What you have to do
Read the listing below and copy out every line that holds "Time".
☆ ☆ ☆ ☆
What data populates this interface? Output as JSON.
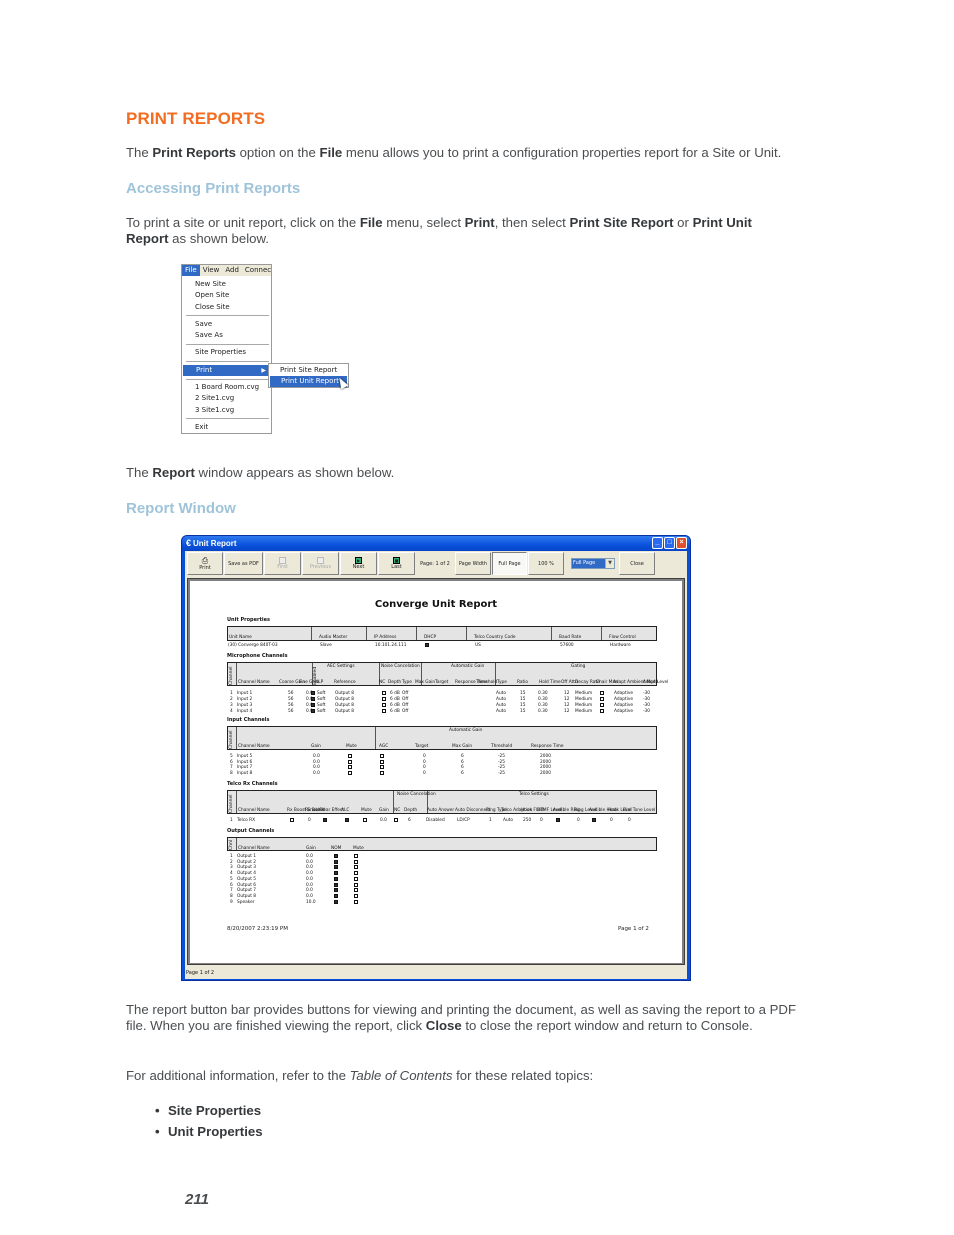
{
  "heading": "PRINT REPORTS",
  "intro": {
    "p1": "The ",
    "b1": "Print Reports",
    "p2": " option on the ",
    "b2": "File",
    "p3": " menu allows you to print a configuration properties report for a Site or Unit."
  },
  "section1": {
    "title": "Accessing Print Reports",
    "t1": "To print a site or unit report, click on the ",
    "b1": "File",
    "t2": " menu, select ",
    "b2": "Print",
    "t3": ", then select ",
    "b3": "Print Site Report",
    "t4": " or ",
    "b4": "Print Unit",
    "b5": "Report",
    "t5": " as shown below."
  },
  "file_menu": {
    "menubar": [
      "File",
      "View",
      "Add",
      "Connec"
    ],
    "groups": [
      [
        "New Site",
        "Open Site",
        "Close Site"
      ],
      [
        "Save",
        "Save As"
      ],
      [
        "Site Properties"
      ],
      [
        "Print"
      ],
      [
        "1 Board Room.cvg",
        "2 Site1.cvg",
        "3 Site1.cvg"
      ],
      [
        "Exit"
      ]
    ],
    "submenu": [
      "Print Site Report",
      "Print Unit Report"
    ],
    "highlighted_item": "Print",
    "highlighted_subitem": "Print Unit Report"
  },
  "report_caption": {
    "t1": "The ",
    "b1": "Report",
    "t2": " window appears as shown below."
  },
  "section2": {
    "title": "Report Window"
  },
  "report_window": {
    "title": "Unit Report",
    "toolbar": {
      "print": "Print",
      "save_pdf": "Save as PDF",
      "first": "First",
      "previous": "Previous",
      "next": "Next",
      "last": "Last",
      "page_indicator": "Page: 1 of 2",
      "page_width": "Page Width",
      "full_page": "Full Page",
      "zoom_percent": "100 %",
      "zoom_select": "Full Page",
      "close": "Close"
    },
    "status": "Page 1 of 2",
    "report": {
      "title": "Converge Unit Report",
      "unit_properties": {
        "label": "Unit Properties",
        "headers": [
          "Unit Name",
          "Audio Master",
          "IP Address",
          "DHCP",
          "Telco Country Code",
          "Baud Rate",
          "Flow Control"
        ],
        "row": [
          "(30) Converge 840T-03",
          "Slave",
          "10.101.24.111",
          "checked",
          "US",
          "57600",
          "Hardware"
        ]
      },
      "microphone_channels": {
        "label": "Microphone Channels",
        "group_headers": [
          "AEC Settings",
          "Noise Cancelation",
          "Automatic Gain",
          "Gating"
        ],
        "headers": [
          "Channel",
          "Channel Name",
          "Coarse Gain",
          "Fine Gain",
          "Enabled",
          "NLP",
          "Reference",
          "NC",
          "Depth",
          "Type",
          "Max Gain",
          "Target",
          "Response Time",
          "Threshold",
          "Type",
          "Ratio",
          "Hold Time",
          "Off Attn",
          "Decay Rate",
          "Chair Man",
          "Adapt Ambient Mode",
          "Adapt Level"
        ],
        "rows": [
          [
            "1",
            "Input 1",
            "56",
            "0.0",
            "on",
            "Soft",
            "Output 8",
            "off",
            "6 dB",
            "Off",
            "",
            "",
            "",
            "",
            "Auto",
            "15",
            "0.30",
            "12",
            "Medium",
            "off",
            "Adaptive",
            "-30"
          ],
          [
            "2",
            "Input 2",
            "56",
            "0.0",
            "on",
            "Soft",
            "Output 8",
            "off",
            "6 dB",
            "Off",
            "",
            "",
            "",
            "",
            "Auto",
            "15",
            "0.30",
            "12",
            "Medium",
            "off",
            "Adaptive",
            "-30"
          ],
          [
            "3",
            "Input 3",
            "56",
            "0.0",
            "on",
            "Soft",
            "Output 8",
            "off",
            "6 dB",
            "Off",
            "",
            "",
            "",
            "",
            "Auto",
            "15",
            "0.30",
            "12",
            "Medium",
            "off",
            "Adaptive",
            "-30"
          ],
          [
            "4",
            "Input 4",
            "56",
            "0.0",
            "on",
            "Soft",
            "Output 8",
            "off",
            "6 dB",
            "Off",
            "",
            "",
            "",
            "",
            "Auto",
            "15",
            "0.30",
            "12",
            "Medium",
            "off",
            "Adaptive",
            "-30"
          ]
        ]
      },
      "input_channels": {
        "label": "Input Channels",
        "group_header": "Automatic Gain",
        "headers": [
          "Channel",
          "Channel Name",
          "Gain",
          "Mute",
          "AGC",
          "Target",
          "Max Gain",
          "Threshold",
          "Response Time"
        ],
        "rows": [
          [
            "5",
            "Input 5",
            "0.0",
            "off",
            "off",
            "0",
            "6",
            "-25",
            "2000"
          ],
          [
            "6",
            "Input 6",
            "0.0",
            "off",
            "off",
            "0",
            "6",
            "-25",
            "2000"
          ],
          [
            "7",
            "Input 7",
            "0.0",
            "off",
            "off",
            "0",
            "6",
            "-25",
            "2000"
          ],
          [
            "8",
            "Input 8",
            "0.0",
            "off",
            "off",
            "0",
            "6",
            "-25",
            "2000"
          ]
        ]
      },
      "telco_rx_channels": {
        "label": "Telco Rx Channels",
        "group_headers": [
          "Noise Cancelation",
          "Telco Settings"
        ],
        "headers": [
          "Channel",
          "Channel Name",
          "Rx Boost Enabled",
          "Rx Boost",
          "Clear Effect",
          "ALC",
          "Mute",
          "Gain",
          "NC",
          "Depth",
          "Auto Answer",
          "Auto Disconnect",
          "Ring Type",
          "Telco Adaption",
          "Hook Flash",
          "DTMF Level",
          "Audible Ring",
          "Ring Level",
          "Audible Hook",
          "Hook Level",
          "Dial Tone Level"
        ],
        "rows": [
          [
            "1",
            "Telco RX",
            "off",
            "0",
            "on",
            "on",
            "off",
            "0.0",
            "off",
            "6",
            "Disabled",
            "LD/CP",
            "1",
            "Auto",
            "250",
            "0",
            "on",
            "0",
            "on",
            "0",
            "0"
          ]
        ]
      },
      "output_channels": {
        "label": "Output Channels",
        "headers": [
          "Chnl",
          "Channel Name",
          "Gain",
          "NOM",
          "Mute"
        ],
        "rows": [
          [
            "1",
            "Output 1",
            "0.0",
            "on",
            "off"
          ],
          [
            "2",
            "Output 2",
            "0.0",
            "on",
            "off"
          ],
          [
            "3",
            "Output 3",
            "0.0",
            "on",
            "off"
          ],
          [
            "4",
            "Output 4",
            "0.0",
            "on",
            "off"
          ],
          [
            "5",
            "Output 5",
            "0.0",
            "on",
            "off"
          ],
          [
            "6",
            "Output 6",
            "0.0",
            "on",
            "off"
          ],
          [
            "7",
            "Output 7",
            "0.0",
            "on",
            "off"
          ],
          [
            "8",
            "Output 8",
            "0.0",
            "on",
            "off"
          ],
          [
            "9",
            "Speaker",
            "10.0",
            "on",
            "off"
          ]
        ]
      },
      "footer_date": "8/20/2007 2:23:19 PM",
      "footer_page": "Page 1 of 2"
    }
  },
  "closing": {
    "t1": "The report button bar provides buttons for viewing and printing the document, as well as saving the report to a PDF",
    "t2": "file. When you are finished viewing the report, click ",
    "b1": "Close",
    "t3": " to close the report window and return to Console."
  },
  "related": {
    "t1": "For additional information, refer to the ",
    "i1": "Table of Contents",
    "t2": " for these related topics:",
    "items": [
      "Site Properties",
      "Unit Properties"
    ]
  },
  "page_number": "211"
}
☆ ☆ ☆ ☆
Answer box
          "Response Time",
          "Hold Time",
          "Response Time"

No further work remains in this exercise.